[Stored data entries]

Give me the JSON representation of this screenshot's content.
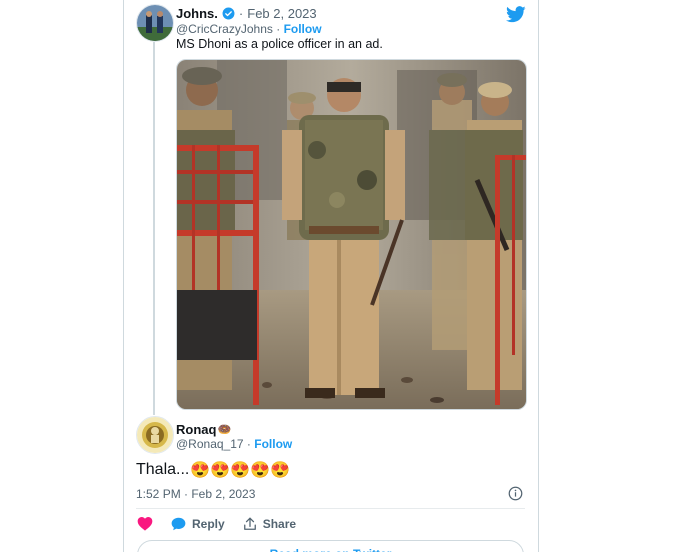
{
  "tweet": {
    "author_name": "Johns.",
    "date": "Feb 2, 2023",
    "handle": "@CricCrazyJohns",
    "follow_label": "Follow",
    "text": "MS Dhoni as a police officer in an ad.",
    "separator": "·"
  },
  "reply": {
    "author_name": "Ronaq",
    "name_emoji": "🍩",
    "handle": "@Ronaq_17",
    "follow_label": "Follow",
    "text": "Thala...",
    "emojis": "😍😍😍😍😍",
    "timestamp": "1:52 PM · Feb 2, 2023",
    "reply_label": "Reply",
    "share_label": "Share",
    "read_more_label": "Read more on Twitter"
  },
  "colors": {
    "accent": "#1d9bf0",
    "like": "#f91880",
    "muted": "#536471"
  },
  "icons": {
    "brand": "twitter-bird-icon",
    "verified": "verified-badge-icon",
    "info": "info-icon",
    "like": "heart-icon",
    "reply": "speech-bubble-icon",
    "share": "share-upload-icon"
  }
}
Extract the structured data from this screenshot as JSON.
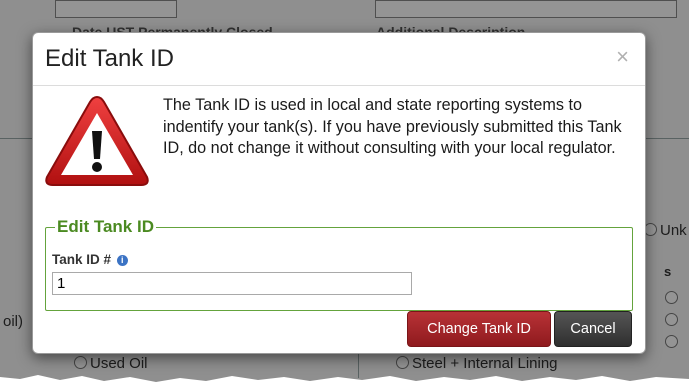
{
  "background": {
    "top_label_left": "Date UST Permanently Closed",
    "top_label_right": "Additional Description",
    "left_fragment": "oil)",
    "right_fragment_top": "Unk",
    "right_fragment_s": "s",
    "bottom_left_radio": "Used Oil",
    "bottom_right_radio": "Steel + Internal Lining"
  },
  "modal": {
    "title": "Edit Tank ID",
    "close_symbol": "×",
    "message": "The Tank ID is used in local and state reporting systems to indentify your tank(s). If you have previously submitted this Tank ID, do not change it without consulting with your local regulator.",
    "fieldset_legend": "Edit Tank ID",
    "field_label": "Tank ID #",
    "info_symbol": "i",
    "field_value": "1",
    "primary_button": "Change Tank ID",
    "cancel_button": "Cancel"
  },
  "colors": {
    "legend_green": "#4b8a21",
    "fieldset_border": "#64a33c",
    "primary_red": "#a8282c",
    "cancel_dark": "#3a3a3a",
    "warning_red": "#cc1f1f"
  },
  "icons": {
    "warning": "warning-triangle-icon",
    "info": "info-icon",
    "close": "close-icon"
  }
}
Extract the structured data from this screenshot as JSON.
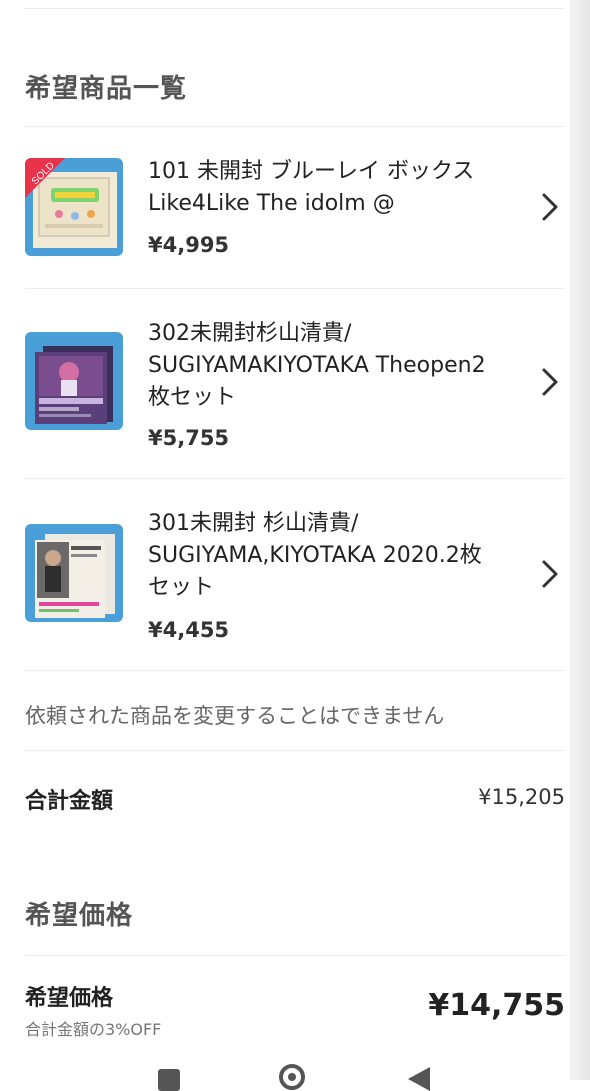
{
  "wishlist": {
    "section_title": "希望商品一覧",
    "items": [
      {
        "title": "101 未開封 ブルーレイ ボックス\nLike4Like The idolm @",
        "price": "¥4,995",
        "sold_badge": "SOLD",
        "chevron_icon": "chevron-right-icon"
      },
      {
        "title": "302未開封杉山清貴/\nSUGIYAMAKIYOTAKA Theopen2\n枚セット",
        "price": "¥5,755",
        "chevron_icon": "chevron-right-icon"
      },
      {
        "title": "301未開封 杉山清貴/\nSUGIYAMA,KIYOTAKA 2020.2枚\nセット",
        "price": "¥4,455",
        "chevron_icon": "chevron-right-icon"
      }
    ],
    "notice": "依頼された商品を変更することはできません",
    "total_label": "合計金額",
    "total_value": "¥15,205"
  },
  "desired_price": {
    "section_title": "希望価格",
    "label": "希望価格",
    "sublabel": "合計金額の3%OFF",
    "value": "¥14,755"
  },
  "nav": {
    "recents_icon": "square-icon",
    "home_icon": "home-circle-icon",
    "back_icon": "back-triangle-icon"
  },
  "colors": {
    "sold_badge": "#e8334a",
    "thumb_bg": "#4a9fd8"
  }
}
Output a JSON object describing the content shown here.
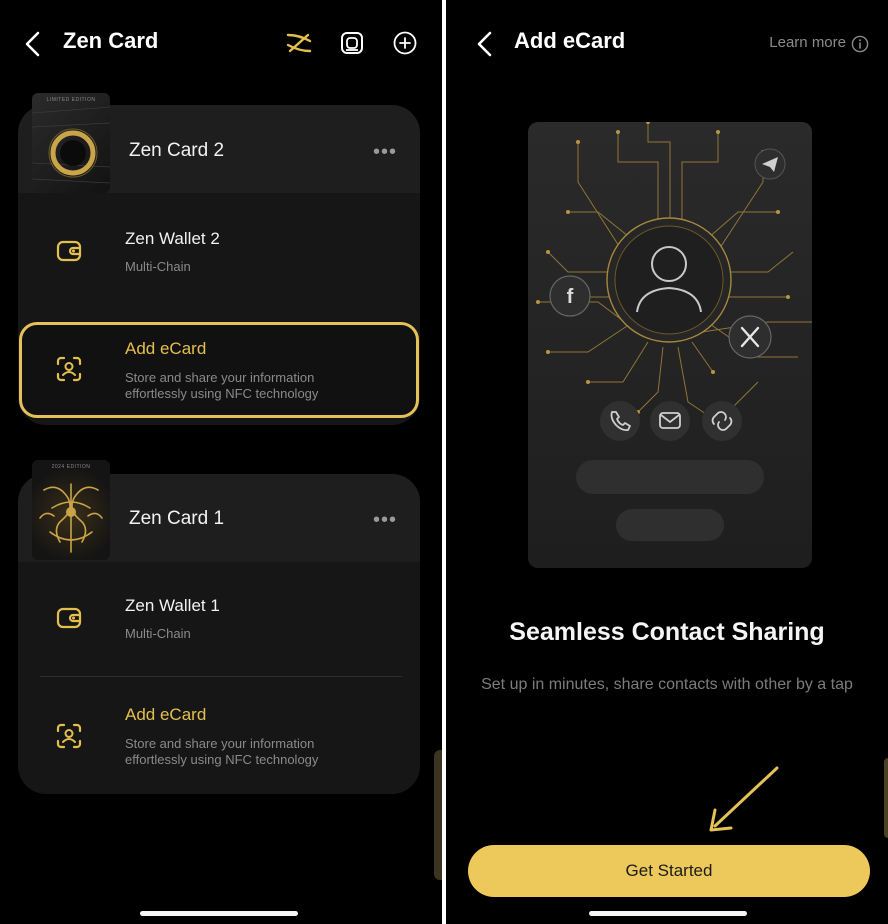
{
  "colors": {
    "gold": "#e3c04e",
    "button": "#ecc95a",
    "background": "#000000",
    "panel": "#161616"
  },
  "left_screen": {
    "header": {
      "title": "Zen Card",
      "icons": [
        "back-icon",
        "zen-logo-icon",
        "scan-icon",
        "add-circle-icon"
      ]
    },
    "cards": [
      {
        "name": "Zen Card 2",
        "more": "•••",
        "thumb_caption": "LIMITED EDITION",
        "rows": [
          {
            "title": "Zen Wallet 2",
            "subtitle": "Multi-Chain",
            "icon": "wallet-icon"
          },
          {
            "title": "Add eCard",
            "subtitle_line1": "Store and share your information",
            "subtitle_line2": "effortlessly using NFC technology",
            "icon": "ecard-icon",
            "highlighted": true
          }
        ]
      },
      {
        "name": "Zen Card 1",
        "more": "•••",
        "thumb_caption": "2024 EDITION",
        "rows": [
          {
            "title": "Zen Wallet 1",
            "subtitle": "Multi-Chain",
            "icon": "wallet-icon"
          },
          {
            "title": "Add eCard",
            "subtitle_line1": "Store and share your information",
            "subtitle_line2": "effortlessly using NFC technology",
            "icon": "ecard-icon"
          }
        ]
      }
    ]
  },
  "right_screen": {
    "header": {
      "title": "Add eCard",
      "learn_more": "Learn more",
      "icons": [
        "back-icon",
        "info-icon"
      ]
    },
    "illustration_icons": [
      "telegram-icon",
      "facebook-icon",
      "x-icon",
      "phone-icon",
      "mail-icon",
      "link-icon",
      "avatar-icon"
    ],
    "heading": "Seamless Contact Sharing",
    "subtext": "Set up in minutes, share contacts with other by a tap",
    "cta_label": "Get Started"
  }
}
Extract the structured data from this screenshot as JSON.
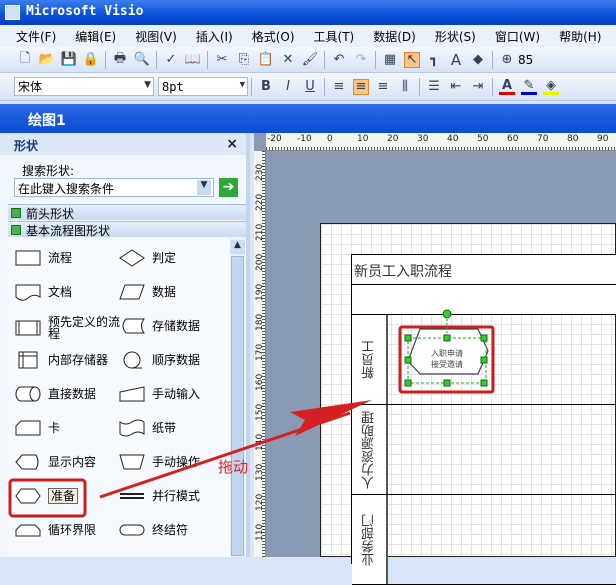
{
  "app": {
    "title": "Microsoft Visio"
  },
  "menu": [
    "文件(F)",
    "编辑(E)",
    "视图(V)",
    "插入(I)",
    "格式(O)",
    "工具(T)",
    "数据(D)",
    "形状(S)",
    "窗口(W)",
    "帮助(H)"
  ],
  "toolbar": {
    "zoom": "85",
    "font": "宋体",
    "size": "8pt"
  },
  "document": {
    "title": "绘图1"
  },
  "shapes_panel": {
    "title": "形状",
    "close": "×",
    "search_label": "搜索形状:",
    "search_placeholder": "在此键入搜索条件",
    "categories": [
      "箭头形状",
      "基本流程图形状"
    ],
    "shapes": [
      "流程",
      "判定",
      "文档",
      "数据",
      "预先定义的流程",
      "存储数据",
      "内部存储器",
      "顺序数据",
      "直接数据",
      "手动输入",
      "卡",
      "纸带",
      "显示内容",
      "手动操作",
      "准备",
      "并行模式",
      "循环界限",
      "终结符"
    ]
  },
  "ruler": {
    "h": [
      "-20",
      "-10",
      "0",
      "10",
      "20",
      "30",
      "40",
      "50",
      "60",
      "70",
      "80",
      "90"
    ],
    "v": [
      "230",
      "220",
      "210",
      "200",
      "190",
      "180",
      "170",
      "160",
      "150",
      "140",
      "130",
      "120",
      "110"
    ]
  },
  "diagram": {
    "pool_title": "新员工入职流程",
    "lanes": [
      "新员工",
      "人力资源助理",
      "业务部门"
    ],
    "shape_text": [
      "入职申请",
      "接受邀请"
    ]
  },
  "annotation": {
    "text": "拖动",
    "color": "#e02020"
  }
}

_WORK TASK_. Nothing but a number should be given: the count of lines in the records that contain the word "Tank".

_EXERCISE SOLUTION_. 5